Before submitting the appeal, Adalah and Al Mezan requested access to the materials on which the MAG made its decision, and the MAG failed to reply, despite numerous letters and phone calls. The organizations went forward and filed the appeal. Nine months later, the State Attorney's office informed that the MAG was willing to disclose certain materials, and that the appeal should be re-filed. Again, after numerous requests, two months later no materials have been provided.


Another high-profile case which the MAG announced the closure of last week, on 24 August 2016, concern an attack near a UNRWA school in Rafah, where civilians were sheltering. Here 15 people were killed, including 8 children, and another 25 were wounded.

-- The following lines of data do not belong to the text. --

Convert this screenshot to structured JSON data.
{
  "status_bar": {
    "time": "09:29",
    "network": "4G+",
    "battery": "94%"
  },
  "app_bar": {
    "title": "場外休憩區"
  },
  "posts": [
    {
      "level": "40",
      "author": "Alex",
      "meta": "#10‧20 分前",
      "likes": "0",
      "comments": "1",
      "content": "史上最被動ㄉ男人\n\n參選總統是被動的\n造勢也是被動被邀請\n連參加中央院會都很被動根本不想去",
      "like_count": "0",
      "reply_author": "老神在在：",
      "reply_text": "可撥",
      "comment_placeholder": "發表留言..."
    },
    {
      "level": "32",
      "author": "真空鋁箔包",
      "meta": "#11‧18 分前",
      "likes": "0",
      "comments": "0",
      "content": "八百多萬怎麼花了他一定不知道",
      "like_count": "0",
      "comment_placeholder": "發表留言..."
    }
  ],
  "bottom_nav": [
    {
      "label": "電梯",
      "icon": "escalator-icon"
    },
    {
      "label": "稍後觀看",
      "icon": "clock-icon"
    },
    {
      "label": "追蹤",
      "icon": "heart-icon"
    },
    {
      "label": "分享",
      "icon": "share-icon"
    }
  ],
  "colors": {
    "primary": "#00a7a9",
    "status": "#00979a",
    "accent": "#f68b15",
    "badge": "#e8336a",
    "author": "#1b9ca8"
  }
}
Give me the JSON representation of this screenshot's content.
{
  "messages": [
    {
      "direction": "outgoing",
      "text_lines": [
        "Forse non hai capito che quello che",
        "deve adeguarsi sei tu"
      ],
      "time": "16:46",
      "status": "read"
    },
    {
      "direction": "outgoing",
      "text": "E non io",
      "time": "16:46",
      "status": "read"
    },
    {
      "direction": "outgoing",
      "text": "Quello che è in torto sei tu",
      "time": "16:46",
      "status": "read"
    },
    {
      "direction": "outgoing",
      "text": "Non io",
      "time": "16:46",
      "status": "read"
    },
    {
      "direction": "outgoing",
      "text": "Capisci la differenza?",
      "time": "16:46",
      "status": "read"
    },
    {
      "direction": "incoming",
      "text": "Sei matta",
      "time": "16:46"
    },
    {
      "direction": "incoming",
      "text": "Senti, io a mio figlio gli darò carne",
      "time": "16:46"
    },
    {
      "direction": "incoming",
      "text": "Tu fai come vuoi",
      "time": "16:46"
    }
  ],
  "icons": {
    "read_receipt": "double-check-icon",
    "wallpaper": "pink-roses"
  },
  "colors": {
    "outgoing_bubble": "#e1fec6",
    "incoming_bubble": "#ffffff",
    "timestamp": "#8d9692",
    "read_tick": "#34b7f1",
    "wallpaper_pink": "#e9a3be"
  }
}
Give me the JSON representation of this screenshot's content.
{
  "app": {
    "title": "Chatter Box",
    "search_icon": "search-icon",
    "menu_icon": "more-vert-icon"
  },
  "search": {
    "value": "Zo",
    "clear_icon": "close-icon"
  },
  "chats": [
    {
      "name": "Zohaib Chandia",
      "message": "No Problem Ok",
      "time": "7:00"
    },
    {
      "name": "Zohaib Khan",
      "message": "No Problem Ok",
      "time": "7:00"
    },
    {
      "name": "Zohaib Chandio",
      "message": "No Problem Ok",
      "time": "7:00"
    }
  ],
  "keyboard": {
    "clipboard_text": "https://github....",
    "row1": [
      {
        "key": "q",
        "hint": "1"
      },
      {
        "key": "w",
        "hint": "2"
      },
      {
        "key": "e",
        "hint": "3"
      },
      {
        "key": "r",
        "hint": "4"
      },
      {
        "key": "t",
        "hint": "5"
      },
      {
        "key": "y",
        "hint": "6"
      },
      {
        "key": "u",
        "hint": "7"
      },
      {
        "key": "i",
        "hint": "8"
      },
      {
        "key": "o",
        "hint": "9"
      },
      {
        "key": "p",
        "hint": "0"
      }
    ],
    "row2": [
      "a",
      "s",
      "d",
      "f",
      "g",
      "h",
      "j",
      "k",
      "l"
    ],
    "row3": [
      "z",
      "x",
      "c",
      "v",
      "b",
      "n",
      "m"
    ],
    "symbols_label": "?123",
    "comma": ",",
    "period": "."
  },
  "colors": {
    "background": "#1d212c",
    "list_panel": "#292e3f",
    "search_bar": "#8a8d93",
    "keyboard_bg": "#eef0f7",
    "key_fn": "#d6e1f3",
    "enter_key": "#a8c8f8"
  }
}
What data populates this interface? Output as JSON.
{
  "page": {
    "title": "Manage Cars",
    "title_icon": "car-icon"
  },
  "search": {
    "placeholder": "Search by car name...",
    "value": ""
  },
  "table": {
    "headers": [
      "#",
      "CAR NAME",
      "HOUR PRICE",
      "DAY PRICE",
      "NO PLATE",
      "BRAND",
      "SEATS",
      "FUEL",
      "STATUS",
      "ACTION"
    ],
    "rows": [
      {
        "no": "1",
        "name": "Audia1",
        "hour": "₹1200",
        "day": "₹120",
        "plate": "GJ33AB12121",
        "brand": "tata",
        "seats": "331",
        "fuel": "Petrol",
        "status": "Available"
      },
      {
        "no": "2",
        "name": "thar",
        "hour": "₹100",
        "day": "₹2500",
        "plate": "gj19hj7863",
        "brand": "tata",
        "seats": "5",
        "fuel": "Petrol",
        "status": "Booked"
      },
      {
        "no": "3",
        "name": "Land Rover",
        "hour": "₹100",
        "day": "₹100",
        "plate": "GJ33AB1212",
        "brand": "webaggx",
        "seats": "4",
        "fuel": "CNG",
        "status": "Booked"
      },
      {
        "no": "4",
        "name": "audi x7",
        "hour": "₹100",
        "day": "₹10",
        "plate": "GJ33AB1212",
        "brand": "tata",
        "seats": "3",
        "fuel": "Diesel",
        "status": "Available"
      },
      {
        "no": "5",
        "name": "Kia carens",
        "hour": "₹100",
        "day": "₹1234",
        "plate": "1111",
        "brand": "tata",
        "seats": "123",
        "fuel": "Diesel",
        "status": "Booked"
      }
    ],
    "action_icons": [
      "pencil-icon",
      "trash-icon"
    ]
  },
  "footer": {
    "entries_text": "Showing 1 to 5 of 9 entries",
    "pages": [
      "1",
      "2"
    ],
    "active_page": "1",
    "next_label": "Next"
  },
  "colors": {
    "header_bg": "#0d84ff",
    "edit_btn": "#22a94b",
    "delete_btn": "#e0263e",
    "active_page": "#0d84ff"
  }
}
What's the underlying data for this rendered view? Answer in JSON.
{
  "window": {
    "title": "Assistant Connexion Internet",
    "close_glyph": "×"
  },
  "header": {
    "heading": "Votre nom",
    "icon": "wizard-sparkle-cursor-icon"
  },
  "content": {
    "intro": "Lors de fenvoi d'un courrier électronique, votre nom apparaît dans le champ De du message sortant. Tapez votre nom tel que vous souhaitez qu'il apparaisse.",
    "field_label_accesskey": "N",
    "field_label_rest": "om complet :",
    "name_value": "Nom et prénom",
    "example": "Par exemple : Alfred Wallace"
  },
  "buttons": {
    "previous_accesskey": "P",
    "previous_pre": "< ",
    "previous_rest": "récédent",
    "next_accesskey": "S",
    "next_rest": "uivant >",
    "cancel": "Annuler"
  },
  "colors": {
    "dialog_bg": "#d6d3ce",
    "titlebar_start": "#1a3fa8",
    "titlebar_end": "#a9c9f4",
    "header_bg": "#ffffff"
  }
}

In this case the FFAM based its conclusions strictly upon classified military evidence without any field investigation, and the MAG confirmed that no investigation is necessary. However, its conclusions clearly contradict findings by the United Nations Commission of Inquiry into the 2014 Gaza Conflict, the UN Board of Inquiry, and international and local human rights organizations that found that the attack was indiscriminate and disproportionate in nature. This major discrepancy demonstrates the need for an independent investigation, in accordance with international standards.


In this case, the UN Commission of Inquiry wrote: "The use of such weapons in the immediate vicinity of an UNRWA school sheltering civilians is highly likely to constitute an indiscriminate attack which, depending on the circumstances, may qualify as a direct attack against civilians, and may therefore amount to a war crime." Nonetheless the MAG did not see fit to open an investigation.


These cases, as well as others, shed light on the Israeli military's ongoing and systemic efforts to block investigations and fact-finding efforts.


Israel’s flawed investigative mechanisms appear primarily geared towards protecting its armed forces, thus allowing impunity to prevail. So long as the Israeli military continues to investigate itself, the process will be inherently soiled by a clear conflict of interest.


READ: Adalah-Al Mezan report on Gaza war investigations -


READ: Adalah's updated list on status of complaints submitted to MAG and AG:




Adalah at US Congressional Briefing: Israeli investigations into Gaza War cases are illusory -


Israeli military closes investigation into killing of four children on Gaza beach -


Adalah submits report to UN Commission of Inquiry on Gaza -


Israeli Supreme Court approves regulations that ban Palestinians from Gaza from entering Israel for compensation cases against the Israeli military -